|International Classification||H03K17/28, G06F1/04, H03K5/151, H03K5/04, H03K5/15, H03K5/13|
|Cooperative Classification||H03K5/13, H03K5/1504, H03K5/1515|
|European Classification||H03K5/13, H03K5/151B, H03K5/15D4D|
|Nov 4, 1987||AS||Assignment|
Owner name: THOMSON COMPONENTS-MOSTEK CORPORATION
Free format text: ASSIGNMENT OF ASSIGNORS INTEREST.;ASSIGNOR:CTU OF DELAWARE, INC., FORMERLY MOSTEK CORPORATION;REEL/FRAME:004810/0156
Effective date: 19870721
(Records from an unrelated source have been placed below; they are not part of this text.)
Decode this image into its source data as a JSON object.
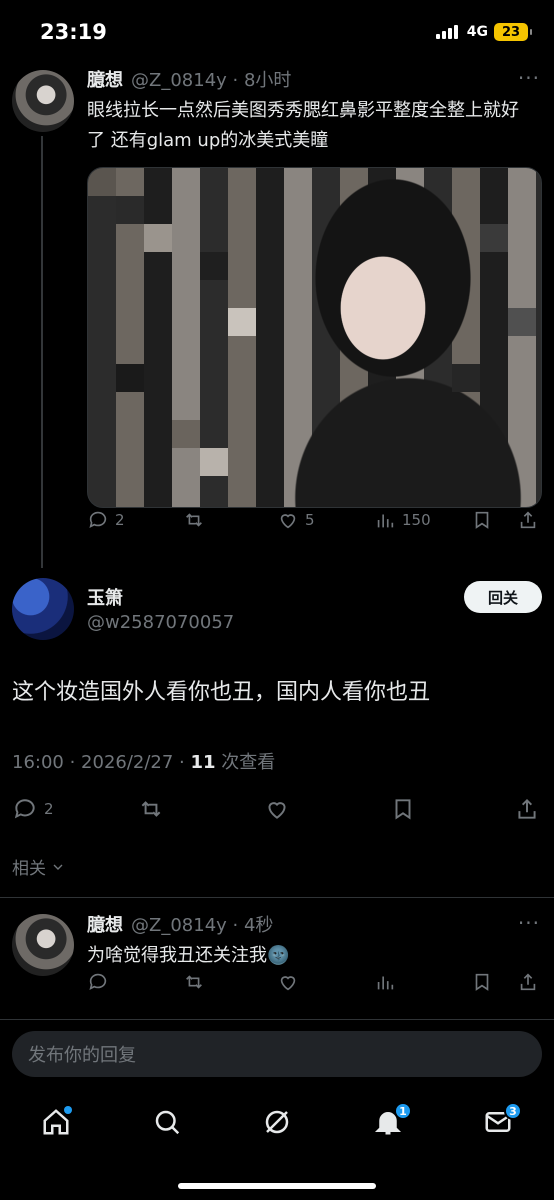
{
  "status_bar": {
    "time": "23:19",
    "network": "4G",
    "battery": "23"
  },
  "tweet1": {
    "name": "臆想",
    "handle": "@Z_0814y",
    "time": "8小时",
    "handle_time": "@Z_0814y · 8小时",
    "text": "眼线拉长一点然后美图秀秀腮红鼻影平整度全整上就好了 还有glam up的冰美式美瞳",
    "stats": {
      "replies": "2",
      "likes": "5",
      "views": "150"
    }
  },
  "tweet2": {
    "name": "玉箫",
    "handle": "@w2587070057",
    "follow_label": "回关",
    "text": "这个妆造国外人看你也丑，国内人看你也丑",
    "timestamp": "16:00 · 2026/2/27 · ",
    "views_count": "11",
    "views_label": " 次查看",
    "stats": {
      "replies": "2"
    }
  },
  "related_label": "相关",
  "tweet3": {
    "name": "臆想",
    "handle_time": "@Z_0814y · 4秒",
    "text": "为啥觉得我丑还关注我🌚"
  },
  "reply_placeholder": "发布你的回复",
  "nav": {
    "notifications_badge": "1",
    "messages_badge": "3"
  },
  "colors": {
    "accent": "#1d9bf0",
    "background": "#000000",
    "muted": "#71767b"
  }
}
|Sep 11, 1989||AS||Assignment|
Owner name: SGS-THOMSON MICROELECTRONICS, INC.
Free format text: MERGER;ASSIGNORS:SGS SEMICONDUCTOR CORPORATION, A CORP. OF DE;THOMSON HOLDINGS (DELAWARE) INC., A CORP. OF DE;SGS-THOMSON MICROELECTRONICS, INC. A CORP. OF DE (MERGED INTO);REEL/FRAME:005270/0725
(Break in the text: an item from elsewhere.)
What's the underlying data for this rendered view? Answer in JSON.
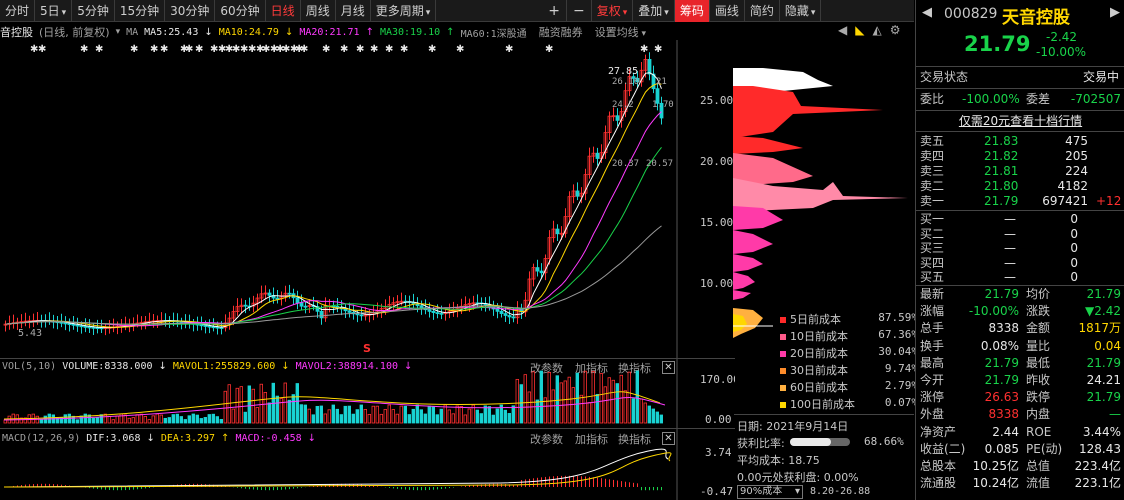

Effective date: 19871224
Owner name: SGS-THOMSON MICROELECTRONICS, INC.
Free format text: CHANGE OF NAME;ASSIGNOR:THOMSON COMPONENTS-MOSTEK CORPORATION;REEL/FRAME:005270/0714
Effective date: 19871023